A WORKFLOW FOR STORYTELLERS
WRITE YOUR STORY NOW
Writing itself can transform fear and doubt into the engine of your personal development process
The hardest thing about writing is writing itself. You can play with ideas all you want, but in the end to get a screenplay done requires constant focus, solid structure, inspired flow and discipline. Writing is an action, and it needs to happen now.
WRITE FASTER THAN YOU THINK
Simply structure your complex plot ideas and visual temptations into a practical story design.
Story is different today than around the campfire, or during the time of Homer’s Odyssey. Modern film stories are told with revolutionary tools and hybrid technologies, whether it’s a Studio product or a crowdsourced experiment in storytelling. And yet dramatic writing remains classical: a hero is trying to fix a wrong, and in the process discovers much more, in great movies even that life is worth living. But a screenplay remains to this day an imprecise, solitary and time-consuming torture of love.
TRY & DEVELOP EVERYTHING
Keep in mind the whole picture and focus on every detail. Discover a new way to move your story forward.
Development is sometimes called HELLl because it can be very difficult to move your story forward past the Premise and through the Second Act.. As a writer you may find yourself guessing over and over what happens next in your script. Every time you guess your story could go wrong, you just never know. Deciding what plot twist you prefer, regardless of what the story needs, may cost you your great starting idea and take us to a weak climax. No more guesswork equals less rewrites.

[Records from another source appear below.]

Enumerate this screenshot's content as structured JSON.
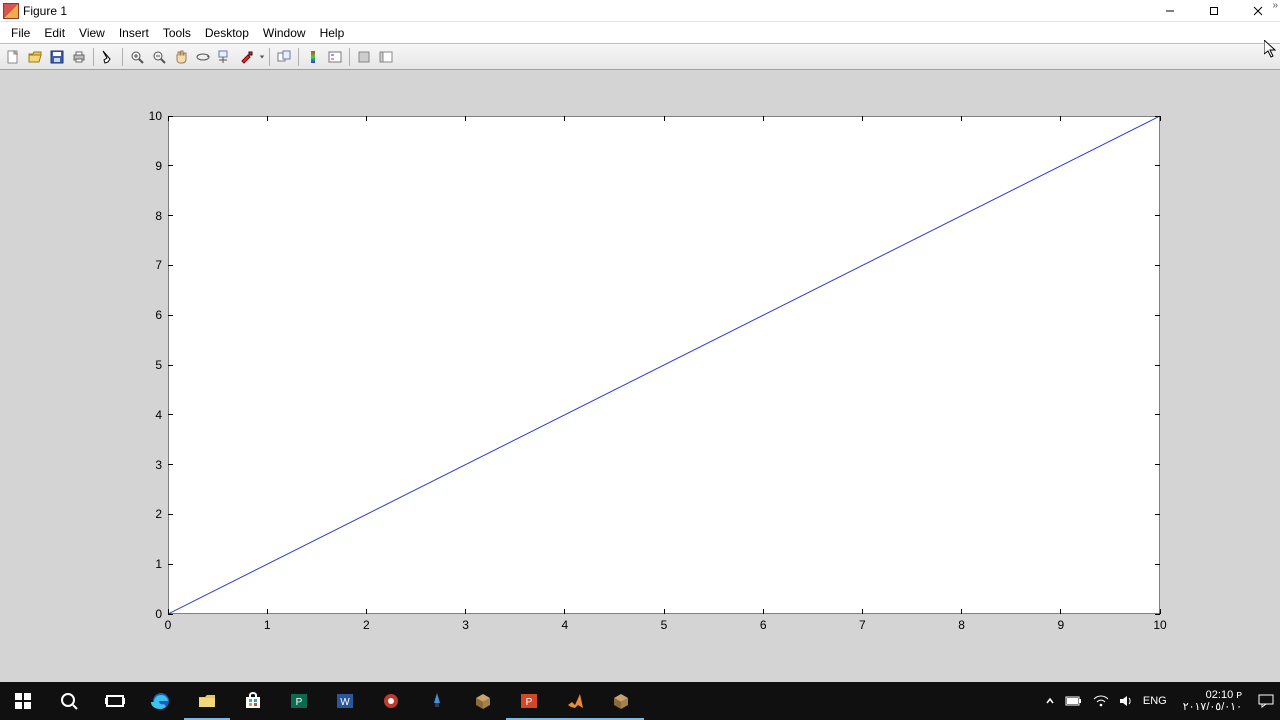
{
  "window": {
    "title": "Figure 1"
  },
  "menus": [
    "File",
    "Edit",
    "View",
    "Insert",
    "Tools",
    "Desktop",
    "Window",
    "Help"
  ],
  "chart_data": {
    "type": "line",
    "x": [
      0,
      1,
      2,
      3,
      4,
      5,
      6,
      7,
      8,
      9,
      10
    ],
    "y": [
      0,
      1,
      2,
      3,
      4,
      5,
      6,
      7,
      8,
      9,
      10
    ],
    "xlim": [
      0,
      10
    ],
    "ylim": [
      0,
      10
    ],
    "xticks": [
      0,
      1,
      2,
      3,
      4,
      5,
      6,
      7,
      8,
      9,
      10
    ],
    "yticks": [
      0,
      1,
      2,
      3,
      4,
      5,
      6,
      7,
      8,
      9,
      10
    ],
    "line_color": "#2e3bd1"
  },
  "tray": {
    "lang": "ENG",
    "time": "02:10 ᴘ",
    "date": "٢٠١٧/٠٥/٠١٠"
  }
}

SHOOT FOR THE GUT
Treat your audience to an experience, it’s worth more than a mindgame. Make them feel it before they “get it”.
Intelligence is a virtue, but intellectual films can bore an audience to death. Nothing can kill the passion of cinematic storytelling more than explanations, labels and on-the-nose dialogue. Fiction movies are not meant only to explain notions logically, but to touch, shake and excite human emotions. Put simply, write and shoot for the gut, not the brain. Try not to explain, ambush the senses. Let audiences think when it’s all over.
GOOD SCENES, GREAT MOVIE
If your movie has one good scene after another, it will be unforgettable.
Scenes are the unit of story. Characters and Plots can develop in specific, even memorable, scenes. Scenes are the place where the visions of the writer and director not only come together, but find visual power. If a scene doesn’t work it will be cut. By focusing on taking all your scenes to their max story potential you make structure stronger and you allow for fresh imaginative inputs. You may even become not only a more confident writer but a marketable script doctor.